In addition, FA/[email protected]@CNCs hybrids nanomedicines were also determined by the FT-IR and UV (Figure 1). As Figure 1a exhibited, (E) PEI produced the peaks at 3362 cm-1, 1565 cm-1, 1482 cm-1, and 815 cm-1. The medium intensity absorption peaks that arose near 3365 and 3200 cm-1 belonged to primary amine N-H of PEI. The FT-IR spectra of FA/[email protected]@CNCs (F) did not differ obviously, due to the absorption bands of the additional -NH2, and -CH2- groups of PEI (E) were covered by the broad -OH and 18
-CH stretching bands of cellulose at 3200 ~ 3600 and 2900 cm-1, respectively. The presence of signals at 1425, 1160, 1113, and 895 cm-1 indicated that the CNCs (A) kept their pristine nanocrystal form. The characteristic absorptions of amide bands of CAD (D) were amide I band (1635 ~ 1618 cm-1), amide II band (1578 cm-1) and amide III band (1279 cm-1). FA (B) showed the characteristic absorptions peak at 1656 cm−1. Similarly, the intensity of the characteristic adsorption at 1650 cm−1 in FA/[email protected]@CNCs increased, due to the introduction of FA. The presence of those bands in the FA/[email protected]@CNCs spectrum confirmed that the CNCs based high-performance nanomedicines were successfully prepared. These results were also confirmed by UV-vis spectrophotometer. As displayed in Figure 1b, the characteristic absorption peaks of DOX and FA were at 480 nm and 365 nm 40, respectively. The spectrum of FA/[email protected]@CNCs (F) showed a similar characteristic absorption peaks as DOX did. However, CNCs (A) show no distinct absorption peaks among 200 - 600 nm. Altogether, the robust FA/[email protected]@CNCs hybrids were simply constructed by the easy, efficient extremely versatile way of LbL assembly. According to their characteristic UV absorption peaks at 480 nm (DOX) and 365 nm (FA), standard curves had been made and exhibited in supporting information Figure S17 and S18, respectively, and their molar ratio was 2.40. 3.2 Physicochemical properties of the CNCs based hybrids
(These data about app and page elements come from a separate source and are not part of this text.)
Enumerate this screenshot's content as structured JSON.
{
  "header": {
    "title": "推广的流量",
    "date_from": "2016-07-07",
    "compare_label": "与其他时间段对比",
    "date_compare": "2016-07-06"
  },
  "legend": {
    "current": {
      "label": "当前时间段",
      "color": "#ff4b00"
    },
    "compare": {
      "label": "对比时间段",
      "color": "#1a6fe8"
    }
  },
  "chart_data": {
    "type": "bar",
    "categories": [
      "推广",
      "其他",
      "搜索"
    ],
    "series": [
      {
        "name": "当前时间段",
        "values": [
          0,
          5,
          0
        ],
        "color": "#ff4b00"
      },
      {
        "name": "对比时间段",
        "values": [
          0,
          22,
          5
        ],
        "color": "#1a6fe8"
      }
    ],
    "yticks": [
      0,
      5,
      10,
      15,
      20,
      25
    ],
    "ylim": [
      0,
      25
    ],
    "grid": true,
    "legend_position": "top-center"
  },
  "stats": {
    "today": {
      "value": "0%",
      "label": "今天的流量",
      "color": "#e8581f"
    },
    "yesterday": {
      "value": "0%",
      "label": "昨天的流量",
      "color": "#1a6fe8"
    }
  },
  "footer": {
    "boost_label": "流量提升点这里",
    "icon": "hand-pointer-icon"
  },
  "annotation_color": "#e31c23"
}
The DLC and DLE of the CNCs based hybrids
Table 2. Characteristic drug delivery features of CNC-based hybrids
a: DLC was the abbreviation of drug loading capacity and DLE was the abbreviation of drug loading efficiency.
DLC and DLE of the FA/[email protected]@CNCs hybrids were determined by the FS method according to the formulations as shown in Equation S4 and Figure S5. The DLC was calculated according to a standard curve, and the average amount of DOX absorbed onto FA/[email protected]@CNCs hybrid was 11.3 wt% (DLC) and 19.4 % (DLE). Traditionally, the modification of CNCs utilized chemical conjugation onto their surface through heterogeneous reactions. The external heterogeneous reactions on CNCs surface were not efficient, which directly restricted DLC of the CNC-based nanomedicines. It had been report that the CNCs had high surface area ranging from 50 to 200 m2/g 2 9 41. Taking advantage of their high surface area, the DLC of CNC-based hybrids had been significantly